WHAT YOU NEED TO DO: Reproduce the full listing exactly.

RAW DATA:

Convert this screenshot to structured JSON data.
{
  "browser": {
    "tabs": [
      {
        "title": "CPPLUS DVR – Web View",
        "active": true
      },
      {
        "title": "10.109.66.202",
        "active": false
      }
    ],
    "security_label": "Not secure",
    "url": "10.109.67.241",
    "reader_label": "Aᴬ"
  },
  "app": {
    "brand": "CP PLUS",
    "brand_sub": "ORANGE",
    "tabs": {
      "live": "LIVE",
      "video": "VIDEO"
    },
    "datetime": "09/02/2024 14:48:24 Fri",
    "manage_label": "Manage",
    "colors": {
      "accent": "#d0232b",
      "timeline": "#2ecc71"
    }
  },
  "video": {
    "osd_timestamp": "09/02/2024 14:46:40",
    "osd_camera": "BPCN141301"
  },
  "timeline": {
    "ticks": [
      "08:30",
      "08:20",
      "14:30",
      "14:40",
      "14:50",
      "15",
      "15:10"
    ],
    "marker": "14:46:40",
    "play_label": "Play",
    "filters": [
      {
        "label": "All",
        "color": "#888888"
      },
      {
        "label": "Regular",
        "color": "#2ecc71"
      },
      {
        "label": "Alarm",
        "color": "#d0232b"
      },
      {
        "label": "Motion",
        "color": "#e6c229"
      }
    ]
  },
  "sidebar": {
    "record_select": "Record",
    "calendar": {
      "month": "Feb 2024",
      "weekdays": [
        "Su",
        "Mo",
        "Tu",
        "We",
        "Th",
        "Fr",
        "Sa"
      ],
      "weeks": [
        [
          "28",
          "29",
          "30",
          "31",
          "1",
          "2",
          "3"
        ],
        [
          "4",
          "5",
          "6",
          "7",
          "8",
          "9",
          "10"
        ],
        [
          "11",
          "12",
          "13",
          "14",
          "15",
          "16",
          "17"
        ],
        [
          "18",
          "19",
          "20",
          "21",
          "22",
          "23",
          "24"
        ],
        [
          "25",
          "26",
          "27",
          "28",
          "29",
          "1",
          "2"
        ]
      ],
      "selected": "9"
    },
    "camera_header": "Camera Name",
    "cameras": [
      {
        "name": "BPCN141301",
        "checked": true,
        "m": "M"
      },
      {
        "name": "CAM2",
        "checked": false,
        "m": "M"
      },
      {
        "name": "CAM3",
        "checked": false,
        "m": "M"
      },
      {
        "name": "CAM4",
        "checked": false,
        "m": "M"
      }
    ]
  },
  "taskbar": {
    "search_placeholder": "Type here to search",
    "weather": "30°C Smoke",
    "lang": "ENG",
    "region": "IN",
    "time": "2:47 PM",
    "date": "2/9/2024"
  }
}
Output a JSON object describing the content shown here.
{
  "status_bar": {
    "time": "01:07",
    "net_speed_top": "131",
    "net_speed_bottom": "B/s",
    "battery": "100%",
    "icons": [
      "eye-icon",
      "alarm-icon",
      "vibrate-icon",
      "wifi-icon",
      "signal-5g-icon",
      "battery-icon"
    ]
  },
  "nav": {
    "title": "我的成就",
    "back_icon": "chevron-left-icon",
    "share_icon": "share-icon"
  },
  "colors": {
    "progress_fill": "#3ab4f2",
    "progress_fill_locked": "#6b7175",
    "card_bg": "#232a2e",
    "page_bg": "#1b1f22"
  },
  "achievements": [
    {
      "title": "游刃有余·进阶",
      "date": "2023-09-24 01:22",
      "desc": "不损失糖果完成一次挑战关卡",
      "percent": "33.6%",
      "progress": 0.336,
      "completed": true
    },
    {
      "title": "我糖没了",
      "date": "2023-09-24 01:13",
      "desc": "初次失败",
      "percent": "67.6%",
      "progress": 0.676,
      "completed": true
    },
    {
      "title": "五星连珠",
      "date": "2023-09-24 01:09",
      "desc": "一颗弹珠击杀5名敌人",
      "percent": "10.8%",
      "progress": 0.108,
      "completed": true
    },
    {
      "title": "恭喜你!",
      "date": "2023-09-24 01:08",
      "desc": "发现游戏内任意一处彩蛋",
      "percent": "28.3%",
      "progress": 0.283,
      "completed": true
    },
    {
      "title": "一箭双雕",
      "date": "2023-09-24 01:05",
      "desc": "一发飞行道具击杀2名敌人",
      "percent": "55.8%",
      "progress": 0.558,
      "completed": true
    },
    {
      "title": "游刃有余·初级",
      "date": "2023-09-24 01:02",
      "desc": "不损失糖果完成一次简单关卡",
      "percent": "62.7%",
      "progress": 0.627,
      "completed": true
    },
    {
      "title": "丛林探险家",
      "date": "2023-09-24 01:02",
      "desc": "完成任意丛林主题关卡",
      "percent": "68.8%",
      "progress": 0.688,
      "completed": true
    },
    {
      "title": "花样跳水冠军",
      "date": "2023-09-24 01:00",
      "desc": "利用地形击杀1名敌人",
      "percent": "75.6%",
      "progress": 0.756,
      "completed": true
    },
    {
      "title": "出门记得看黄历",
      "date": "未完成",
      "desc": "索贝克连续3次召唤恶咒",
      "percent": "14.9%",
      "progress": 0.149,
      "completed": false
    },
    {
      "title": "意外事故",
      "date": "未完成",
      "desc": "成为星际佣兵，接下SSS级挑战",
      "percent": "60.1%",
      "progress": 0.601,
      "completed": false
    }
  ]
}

RESPONSE AREA:
Convert this screenshot to structured JSON data.
{
  "browser": {
    "tabs": [
      {
        "title": "CPPLUS DVR – Web View",
        "active": true
      },
      {
        "title": "10.109.66.202",
        "active": false
      }
    ],
    "security_label": "Not secure",
    "url": "10.109.67.241",
    "reader_label": "Aᴬ"
  },
  "app": {
    "brand": "CP PLUS",
    "brand_sub": "ORANGE",
    "tabs": {
      "live": "LIVE",
      "video": "VIDEO"
    },
    "datetime": "09/02/2024 14:48:24 Fri",
    "manage_label": "Manage",
    "colors": {
      "accent": "#d0232b",
      "timeline": "#2ecc71"
    }
  },
  "video": {
    "osd_timestamp": "09/02/2024 14:46:40",
    "osd_camera": "BPCN141301"
  },
  "timeline": {
    "ticks": [
      "08:30",
      "08:20",
      "14:30",
      "14:40",
      "14:50",
      "15",
      "15:10"
    ],
    "marker": "14:46:40",
    "play_label": "Play",
    "filters": [
      {
        "label": "All",
        "color": "#888888"
      },
      {
        "label": "Regular",
        "color": "#2ecc71"
      },
      {
        "label": "Alarm",
        "color": "#d0232b"
      },
      {
        "label": "Motion",
        "color": "#e6c229"
      }
    ]
  },
  "sidebar": {
    "record_select": "Record",
    "calendar": {
      "month": "Feb 2024",
      "weekdays": [
        "Su",
        "Mo",
        "Tu",
        "We",
        "Th",
        "Fr",
        "Sa"
      ],
      "weeks": [
        [
          "28",
          "29",
          "30",
          "31",
          "1",
          "2",
          "3"
        ],
        [
          "4",
          "5",
          "6",
          "7",
          "8",
          "9",
          "10"
        ],
        [
          "11",
          "12",
          "13",
          "14",
          "15",
          "16",
          "17"
        ],
        [
          "18",
          "19",
          "20",
          "21",
          "22",
          "23",
          "24"
        ],
        [
          "25",
          "26",
          "27",
          "28",
          "29",
          "1",
          "2"
        ]
      ],
      "selected": "9"
    },
    "camera_header": "Camera Name",
    "cameras": [
      {
        "name": "BPCN141301",
        "checked": true,
        "m": "M"
      },
      {
        "name": "CAM2",
        "checked": false,
        "m": "M"
      },
      {
        "name": "CAM3",
        "checked": false,
        "m": "M"
      },
      {
        "name": "CAM4",
        "checked": false,
        "m": "M"
      }
    ]
  },
  "taskbar": {
    "search_placeholder": "Type here to search",
    "weather": "30°C Smoke",
    "lang": "ENG",
    "region": "IN",
    "time": "2:47 PM",
    "date": "2/9/2024"
  }
}
Output a JSON object describing the content shown here.
{
  "status_bar": {
    "time": "01:07",
    "net_speed_top": "131",
    "net_speed_bottom": "B/s",
    "battery": "100%",
    "icons": [
      "eye-icon",
      "alarm-icon",
      "vibrate-icon",
      "wifi-icon",
      "signal-5g-icon",
      "battery-icon"
    ]
  },
  "nav": {
    "title": "我的成就",
    "back_icon": "chevron-left-icon",
    "share_icon": "share-icon"
  },
  "colors": {
    "progress_fill": "#3ab4f2",
    "progress_fill_locked": "#6b7175",
    "card_bg": "#232a2e",
    "page_bg": "#1b1f22"
  },
  "achievements": [
    {
      "title": "游刃有余·进阶",
      "date": "2023-09-24 01:22",
      "desc": "不损失糖果完成一次挑战关卡",
      "percent": "33.6%",
      "progress": 0.336,
      "completed": true
    },
    {
      "title": "我糖没了",
      "date": "2023-09-24 01:13",
      "desc": "初次失败",
      "percent": "67.6%",
      "progress": 0.676,
      "completed": true
    },
    {
      "title": "五星连珠",
      "date": "2023-09-24 01:09",
      "desc": "一颗弹珠击杀5名敌人",
      "percent": "10.8%",
      "progress": 0.108,
      "completed": true
    },
    {
      "title": "恭喜你!",
      "date": "2023-09-24 01:08",
      "desc": "发现游戏内任意一处彩蛋",
      "percent": "28.3%",
      "progress": 0.283,
      "completed": true
    },
    {
      "title": "一箭双雕",
      "date": "2023-09-24 01:05",
      "desc": "一发飞行道具击杀2名敌人",
      "percent": "55.8%",
      "progress": 0.558,
      "completed": true
    },
    {
      "title": "游刃有余·初级",
      "date": "2023-09-24 01:02",
      "desc": "不损失糖果完成一次简单关卡",
      "percent": "62.7%",
      "progress": 0.627,
      "completed": true
    },
    {
      "title": "丛林探险家",
      "date": "2023-09-24 01:02",
      "desc": "完成任意丛林主题关卡",
      "percent": "68.8%",
      "progress": 0.688,
      "completed": true
    },
    {
      "title": "花样跳水冠军",
      "date": "2023-09-24 01:00",
      "desc": "利用地形击杀1名敌人",
      "percent": "75.6%",
      "progress": 0.756,
      "completed": true
    },
    {
      "title": "出门记得看黄历",
      "date": "未完成",
      "desc": "索贝克连续3次召唤恶咒",
      "percent": "14.9%",
      "progress": 0.149,
      "completed": false
    },
    {
      "title": "意外事故",
      "date": "未完成",
      "desc": "成为星际佣兵，接下SSS级挑战",
      "percent": "60.1%",
      "progress": 0.601,
      "completed": false
    }
  ]
}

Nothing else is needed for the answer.